Adrienne Nicotra (panellist)

Professor Adrienne Nicotra is a plant ecologist whose research focusses on understanding the capacity of plants to respond to environment and environmental change. She has studied native species from a wide range of environments, though she is particularly fond of mountain flora. Adrienne is passionate about teachingvand capacity building, be it undergraduate students, particularly in intensive field ecology courses or higher degree research students. She is the director of the Australian Mountain Research Facility. In all these endeavours she is fortunate to get to work in spectacular mountain environments where her love of hiking and skiing comes quite in handy.

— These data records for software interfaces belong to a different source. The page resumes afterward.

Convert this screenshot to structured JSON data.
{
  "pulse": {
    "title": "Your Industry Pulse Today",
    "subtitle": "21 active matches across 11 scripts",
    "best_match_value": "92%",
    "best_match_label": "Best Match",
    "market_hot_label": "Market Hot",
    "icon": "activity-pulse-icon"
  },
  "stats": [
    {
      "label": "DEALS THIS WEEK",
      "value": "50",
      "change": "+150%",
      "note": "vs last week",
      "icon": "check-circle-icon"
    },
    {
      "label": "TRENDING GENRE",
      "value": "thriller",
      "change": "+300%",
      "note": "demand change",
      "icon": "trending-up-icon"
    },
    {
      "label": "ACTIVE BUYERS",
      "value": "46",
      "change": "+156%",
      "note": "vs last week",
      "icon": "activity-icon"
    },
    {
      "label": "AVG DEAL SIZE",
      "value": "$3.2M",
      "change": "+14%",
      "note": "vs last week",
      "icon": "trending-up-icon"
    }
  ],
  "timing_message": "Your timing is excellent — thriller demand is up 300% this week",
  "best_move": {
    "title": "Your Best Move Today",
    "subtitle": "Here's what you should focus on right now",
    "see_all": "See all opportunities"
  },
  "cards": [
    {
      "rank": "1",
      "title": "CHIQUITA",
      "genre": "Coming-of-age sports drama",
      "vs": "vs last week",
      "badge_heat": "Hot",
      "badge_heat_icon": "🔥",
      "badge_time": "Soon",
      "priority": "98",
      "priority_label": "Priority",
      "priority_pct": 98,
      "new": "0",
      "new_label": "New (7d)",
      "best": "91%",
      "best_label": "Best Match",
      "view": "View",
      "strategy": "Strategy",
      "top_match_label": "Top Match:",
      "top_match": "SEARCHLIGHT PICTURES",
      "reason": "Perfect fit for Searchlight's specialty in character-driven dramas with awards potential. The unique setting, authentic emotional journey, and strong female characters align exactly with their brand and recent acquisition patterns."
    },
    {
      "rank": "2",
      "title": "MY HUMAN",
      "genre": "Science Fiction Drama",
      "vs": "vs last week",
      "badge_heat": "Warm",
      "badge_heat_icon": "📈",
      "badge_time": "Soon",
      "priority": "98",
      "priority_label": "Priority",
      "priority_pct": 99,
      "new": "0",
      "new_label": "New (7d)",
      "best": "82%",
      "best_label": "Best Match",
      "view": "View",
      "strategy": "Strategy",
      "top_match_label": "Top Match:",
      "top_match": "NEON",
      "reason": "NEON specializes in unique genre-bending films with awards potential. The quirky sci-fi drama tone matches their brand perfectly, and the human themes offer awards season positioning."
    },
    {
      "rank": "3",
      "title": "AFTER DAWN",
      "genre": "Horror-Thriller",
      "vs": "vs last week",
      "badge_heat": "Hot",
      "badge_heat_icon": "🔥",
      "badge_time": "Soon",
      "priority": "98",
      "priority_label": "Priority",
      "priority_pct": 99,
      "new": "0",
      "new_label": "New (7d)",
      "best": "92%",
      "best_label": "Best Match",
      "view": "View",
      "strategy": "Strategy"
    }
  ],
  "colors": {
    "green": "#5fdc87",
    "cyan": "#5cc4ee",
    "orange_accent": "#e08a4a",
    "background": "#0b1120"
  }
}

Richard Swain (panellist)

Richard Swain has worked for 30 years as a river guide and ecotourism operator within Kosciuszko National Park. In 2018 he initiated the award winning Reclaim Kosci campaign to protect Kosciuszko National Park from the impacts of feral horses. Richard recently co-directed the Where the Water Starts environmental documentary. As a Wiradjuri man and ambassador for the invasive Species Council, Richard is currently working on the Voice for Country campaign. Richard is an Hon Associate Professor at the Fenner School of Environment and Society, ANU College of Science.

David Pocock (panellist)

Having migrated from Zimbabwe with his family as a teenager, David went on to captain the Wallabies and Vice-Captain the Brumbies as part of a stellar rugby career in which he has been awarded for leadership on and off the field. With a Masters in Sustainable Agriculture, David also has a track record as a powerful advocate on issues ranging from climate to marriage equality. In 2021, David attended the COP26 climate summit and led The Cool Down campaign that saw over 470 Australian athletes from 40+ sports call on the Australian Government to lift its ambition on climate change. Upon returning home, he announced his run as the community-endorsed Independent Senate candidate for the ACT. After campaigning on a platform of integrity, doing politics differently and making Canberra count, David was successfully elected at the 21 May 2022 Federal Election.
 

Sam Beaver (chair) - Sam Beaver is the volunteer policy lead at Protect Our Winters Australia and a research officer at the ANU's Institute for Climate, Energy and Disaster Solutions. Sam finds himself spreading his time between his passions of climbing, skiing and being outside wherever possible while working on climate action and environmental connection through his work as a researcher and tutor at ANU, an outdoor and environmental educator for school groups, and a volunteer for Protect Our Winters Australia. Volunteering for POW, Sam gets to combine all his favourite things in skiing, helping to protect the planet and being surrounded by a community full of stoke and purpose for the mountain environments he loves.